The price of regional economic development for Storey County, Nevada

More than $200 million in Gigafactory taxes abated over five years

As Nevada lawmakers prepare to debate the creation of Innovation Zones, we look back to a precursor economic development law enacted during the 2014 Special Session of the Nevada Legislature that enabled a suite of incentives to attract the Tesla Gigafactory to northern Nevada and the Tahoe/Reno Industrial Center. 

Senate Bill 1 passed the 2014 Special Session of the Nevada Legislature and empowered the Governor’s Office of Economic Development (GOED) to issue transferable tax credits and abate employer excise taxes. Acting in concert with GOED, local governments would abate property taxes and local sales taxes as an economic development incentive as well. 

To qualify, a business enterprise had to agree to collectively invest at least $3.5 billion in the state within the 10-year period immediately following the approval of the application.

The Tesla Gigafactory qualified, and as part of the deal, Tesla and it’s manufacturing partners Panasonic and H&T Battery Components will not pay property tax to Storey County until 2024. The sales and use tax abatement lasts until 2034.

The Storey County annual budget has grown in recent years, but the county’s ratio of expenses to revenue has remained roughly the same. 

If Storey County begins collecting abated Gigafactory property tax in 2024, the county’s revenue would effectively double overnight based on the 2020 property tax abatement.

On top of local tax breaks, Tesla has received transferable state tax credits in the amount of $173,087,499 based on job creation and capital investment, according to the GOED.

The thinking behind offering local and state tax breaks is that the entire region benefits from the new businesses, including the host county. In a report published in December of 2018, the Governor’s Office of Economic Development reported that Tesla was ahead of schedule on all aspects of development and that the tax incentives resulted in an overall gain for the region.

From the report:

“Tesla’s major investment in Nevada has permanently changed the economic landscape of the area. Although Tesla does not generate sales, property or MBT taxes in the short term, the project has resulted in significant new transportation and utility infrastructure, as well as employee spending that generates sales and property taxes at the full unabated rate. Furthermore, investing in attracting this high-profile company to Northern Nevada has successfully seeded significant additional economic development activity locally and throughout the region.”

To Tesla’s credit, the company has worked with Storey County to fund the construction and staffing of a new fire station. Tesla also helped fund the purchase of equipment capable of putting out fires at the massive Gigafactory, should they occur.

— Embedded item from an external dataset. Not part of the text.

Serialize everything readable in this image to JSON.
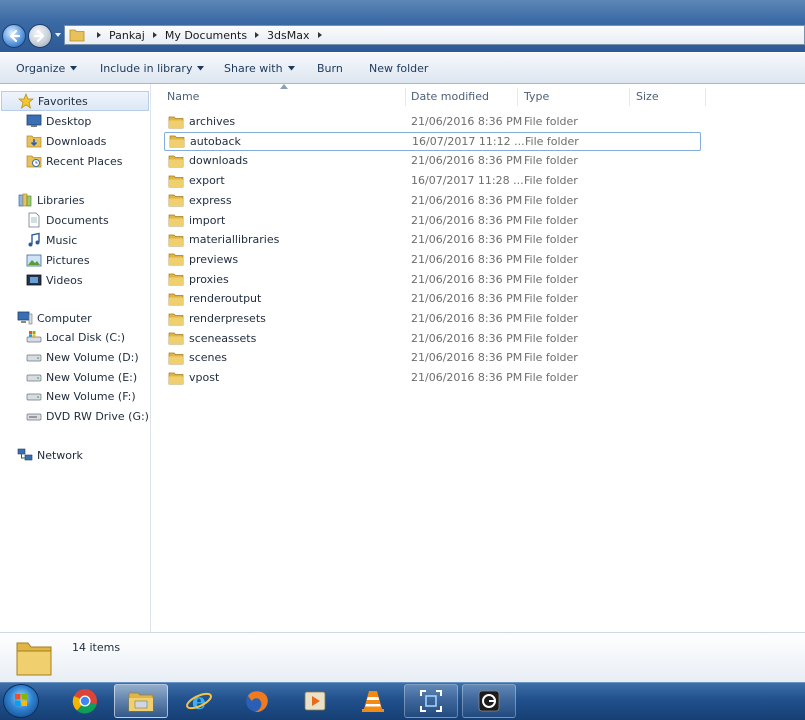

In the 2018 report, the GOED argues that Tesla has served as a catalyst for additional development in the region based on Tesla’s worldwide brand. Other major technology companies have opened in the Tahoe/Reno Industrial Center to include Switch,, and Blockchains.

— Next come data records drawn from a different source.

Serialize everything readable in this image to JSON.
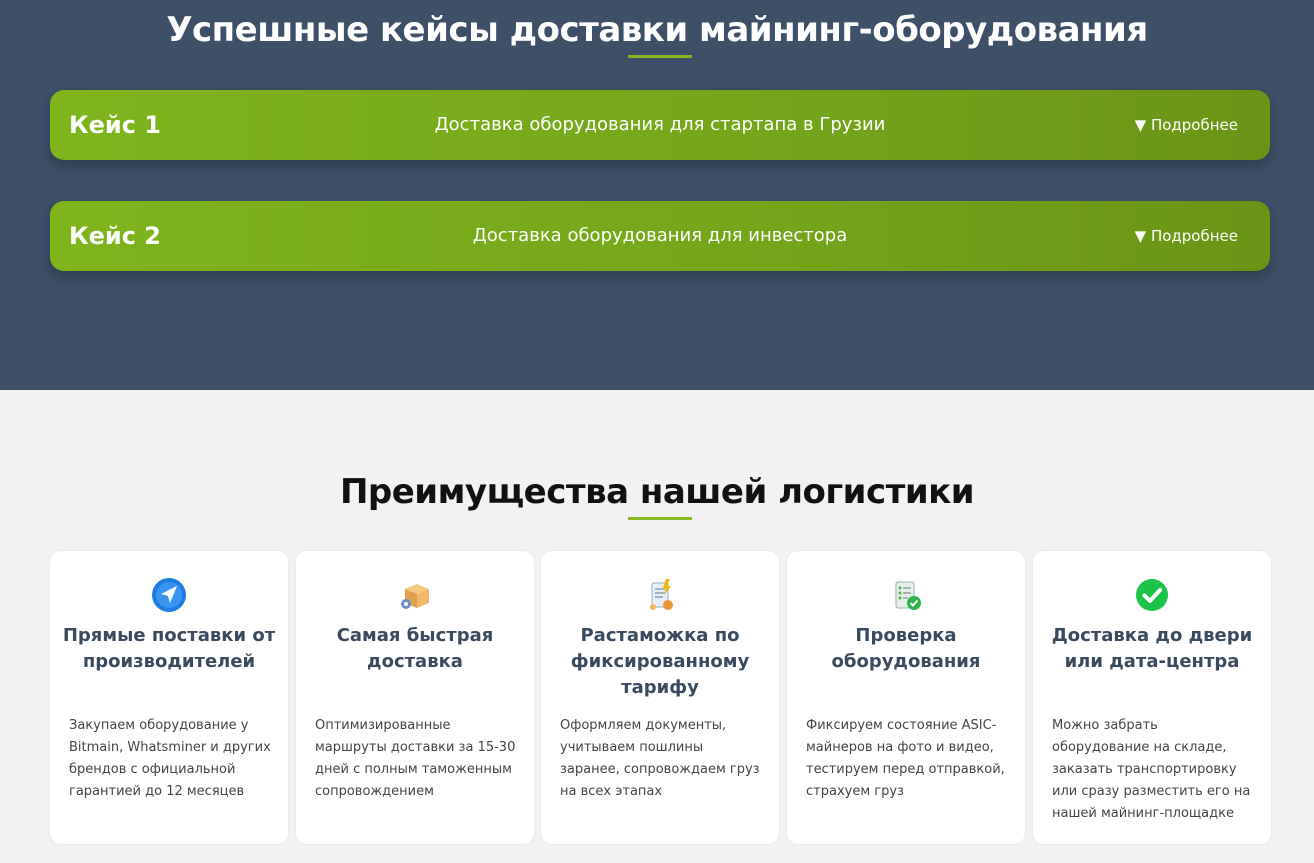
{
  "cases_section": {
    "title": "Успешные кейсы доставки майнинг-оборудования",
    "items": [
      {
        "num": "Кейс 1",
        "desc": "Доставка оборудования для стартапа в Грузии",
        "more": "▼ Подробнее"
      },
      {
        "num": "Кейс 2",
        "desc": "Доставка оборудования для инвестора",
        "more": "▼ Подробнее"
      }
    ]
  },
  "advantages_section": {
    "title": "Преимущества нашей логистики",
    "cards": [
      {
        "icon": "direct-delivery-icon",
        "title": "Прямые поставки от производителей",
        "text": "Закупаем оборудование у Bitmain, Whatsminer и других брендов с официальной гарантией до 12 месяцев"
      },
      {
        "icon": "fast-delivery-icon",
        "title": "Самая быстрая доставка",
        "text": "Оптимизированные маршруты доставки за 15-30 дней с полным таможенным сопровождением"
      },
      {
        "icon": "customs-document-icon",
        "title": "Растаможка по фиксированному тарифу",
        "text": "Оформляем документы, учитываем пошлины заранее, сопровождаем груз на всех этапах"
      },
      {
        "icon": "checklist-icon",
        "title": "Проверка оборудования",
        "text": "Фиксируем состояние ASIC-майнеров на фото и видео, тестируем перед отправкой, страхуем груз"
      },
      {
        "icon": "check-circle-icon",
        "title": "Доставка до двери или дата-центра",
        "text": "Можно забрать оборудование на складе, заказать транспортировку или сразу разместить его на нашей майнинг-площадке"
      }
    ]
  },
  "colors": {
    "header_bg": "#3d5068",
    "accent_green": "#7eb51c",
    "page_bg": "#f2f2f2"
  }
}
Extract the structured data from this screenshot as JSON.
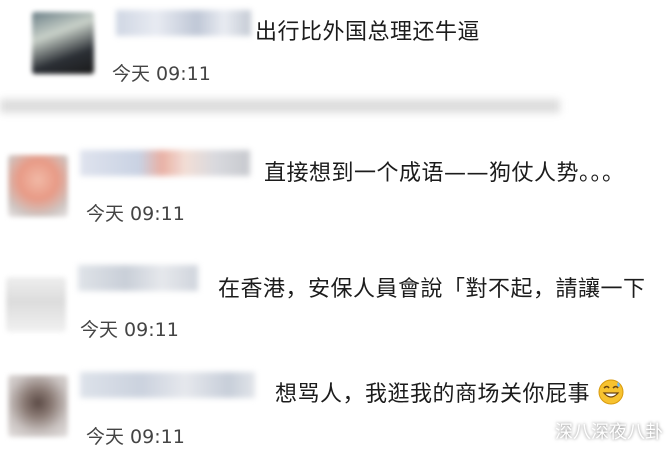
{
  "comments": [
    {
      "text": "出行比外国总理还牛逼",
      "time": "今天 09:11"
    },
    {
      "text": "直接想到一个成语——狗仗人势。。。",
      "time": "今天 09:11"
    },
    {
      "text": "在香港，安保人員會說「對不起，請讓一下",
      "time": "今天 09:11"
    },
    {
      "text": "想骂人，我逛我的商场关你屁事",
      "time": "今天 09:11"
    }
  ],
  "watermark": {
    "label": "深八深夜八卦"
  },
  "emoji": {
    "name": "grinning-sweat-face-icon"
  }
}
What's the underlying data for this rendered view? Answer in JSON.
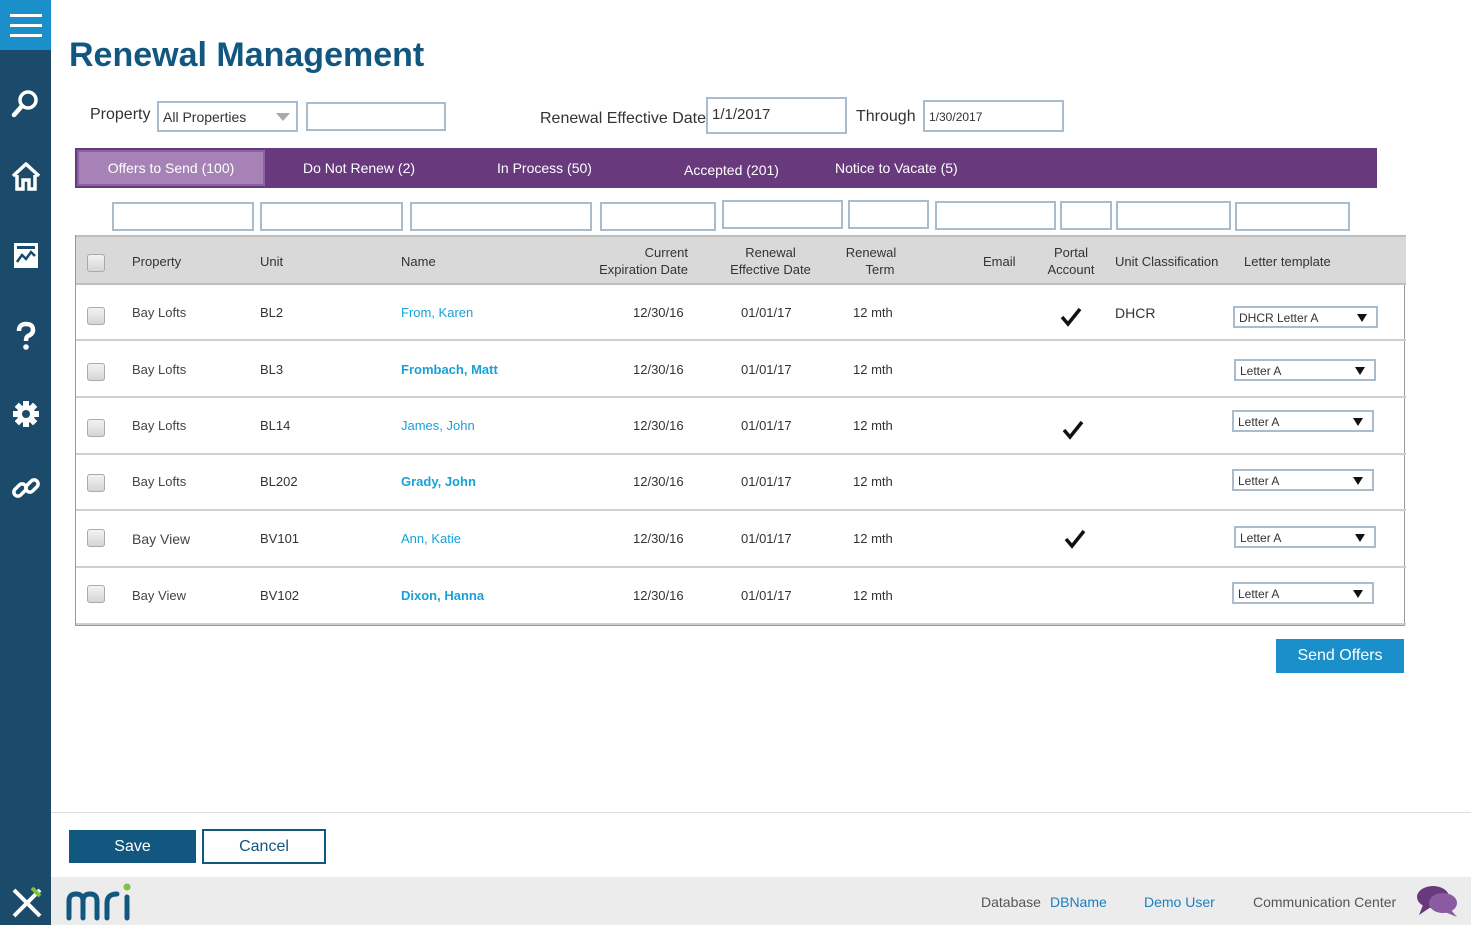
{
  "page_title": "Renewal Management",
  "filters": {
    "property_label": "Property",
    "property_value": "All Properties",
    "property_search_value": "",
    "renewal_effective_label": "Renewal Effective Date",
    "renewal_effective_value": "1/1/2017",
    "through_label": "Through",
    "through_value": "1/30/2017"
  },
  "tabs": [
    {
      "label": "Offers to Send (100)",
      "active": true
    },
    {
      "label": "Do Not Renew (2)",
      "active": false
    },
    {
      "label": "In Process (50)",
      "active": false
    },
    {
      "label": "Accepted (201)",
      "active": false
    },
    {
      "label": "Notice to Vacate (5)",
      "active": false
    }
  ],
  "table": {
    "columns": {
      "property": "Property",
      "unit": "Unit",
      "name": "Name",
      "current_exp_1": "Current",
      "current_exp_2": "Expiration Date",
      "renewal_eff_1": "Renewal",
      "renewal_eff_2": "Effective Date",
      "renewal_term_1": "Renewal",
      "renewal_term_2": "Term",
      "email": "Email",
      "portal_1": "Portal",
      "portal_2": "Account",
      "unit_class": "Unit Classification",
      "letter_template": "Letter template"
    },
    "rows": [
      {
        "property": "Bay Lofts",
        "unit": "BL2",
        "name": "From, Karen",
        "name_bold": false,
        "current_exp": "12/30/16",
        "renewal_eff": "01/01/17",
        "term": "12 mth",
        "portal": true,
        "unit_class": "DHCR",
        "letter": "DHCR Letter A"
      },
      {
        "property": "Bay Lofts",
        "unit": "BL3",
        "name": "Frombach, Matt",
        "name_bold": true,
        "current_exp": "12/30/16",
        "renewal_eff": "01/01/17",
        "term": "12 mth",
        "portal": false,
        "unit_class": "",
        "letter": "Letter A"
      },
      {
        "property": "Bay Lofts",
        "unit": "BL14",
        "name": "James, John",
        "name_bold": false,
        "current_exp": "12/30/16",
        "renewal_eff": "01/01/17",
        "term": "12 mth",
        "portal": true,
        "unit_class": "",
        "letter": "Letter A"
      },
      {
        "property": "Bay Lofts",
        "unit": "BL202",
        "name": "Grady, John",
        "name_bold": true,
        "current_exp": "12/30/16",
        "renewal_eff": "01/01/17",
        "term": "12 mth",
        "portal": false,
        "unit_class": "",
        "letter": "Letter A"
      },
      {
        "property": "Bay View",
        "unit": "BV101",
        "name": "Ann, Katie",
        "name_bold": false,
        "current_exp": "12/30/16",
        "renewal_eff": "01/01/17",
        "term": "12 mth",
        "portal": true,
        "unit_class": "",
        "letter": "Letter A"
      },
      {
        "property": "Bay View",
        "unit": "BV102",
        "name": "Dixon, Hanna",
        "name_bold": true,
        "current_exp": "12/30/16",
        "renewal_eff": "01/01/17",
        "term": "12 mth",
        "portal": false,
        "unit_class": "",
        "letter": "Letter A"
      }
    ]
  },
  "actions": {
    "send_offers": "Send Offers",
    "save": "Save",
    "cancel": "Cancel"
  },
  "footer": {
    "database_label": "Database",
    "database_name": "DBName",
    "user": "Demo User",
    "comm_center": "Communication Center"
  },
  "colors": {
    "sidebar": "#1b4a6b",
    "accent": "#1a8fc9",
    "tabbar": "#69397e",
    "title": "#11577f",
    "link": "#1aa0d8"
  },
  "icons": {
    "sidebar": [
      "menu-icon",
      "search-icon",
      "home-icon",
      "report-icon",
      "help-icon",
      "gear-icon",
      "link-icon"
    ]
  }
}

Small businesses have also sprouted around the Gigafactory and its operation, from food trucks to shuttle services, and a growing number of retail businesses around the USA Parkway.

Tesla more than met the equipment investment benchmark for tax abatements, which the GOED report estimates to be in excess of $6 billion as of June 2018.

Regarding job creation, Tesla has exceeded expectations, according to the report.

Tesla was originally projected to create 6,500 jobs by 2018. This projection included Tesla employees as well as employees of Panasonic and H&T Battery Components working at the Gigafactory. Actual data provided by Tesla for June 30, 2018 shows 7,059 employees, which is 9 percent above projected employment levels for 2018. 

Note that the 7,059 tally represents all employees, as opposed to just qualified employees. The count of qualified employees, as at June 30, 2018 was 4,247.

Some of the Gigafactory’s economic coattails have undoubtedly impacted Storey County, though some question the veracity of the multiplier effect the state used to gauge regional impact.

In other states, large companies have renegotiated deals with state and local governments when it came time to start paying tax, but if Storey County actually begins collecting currently abated property tax from the Gigafactory in 2024, the impact on the county government and its school district would be significant. 

Looking farther into the future, the sales and use tax abatement ends in 2034, at which point, according to GOED, Tesla and its on-site partners will begin to generate significant new revenues to state and local governments on an on-going basis, ideally.

Brian Bahouth is a career public media producer and editor of the Sierra Nevada Ally. Support his work.


This site uses cookies to provide you with a great user experience. By continuing to use this website, you consent to the use of cookies in accordance with our privacy policy.

Scroll to Top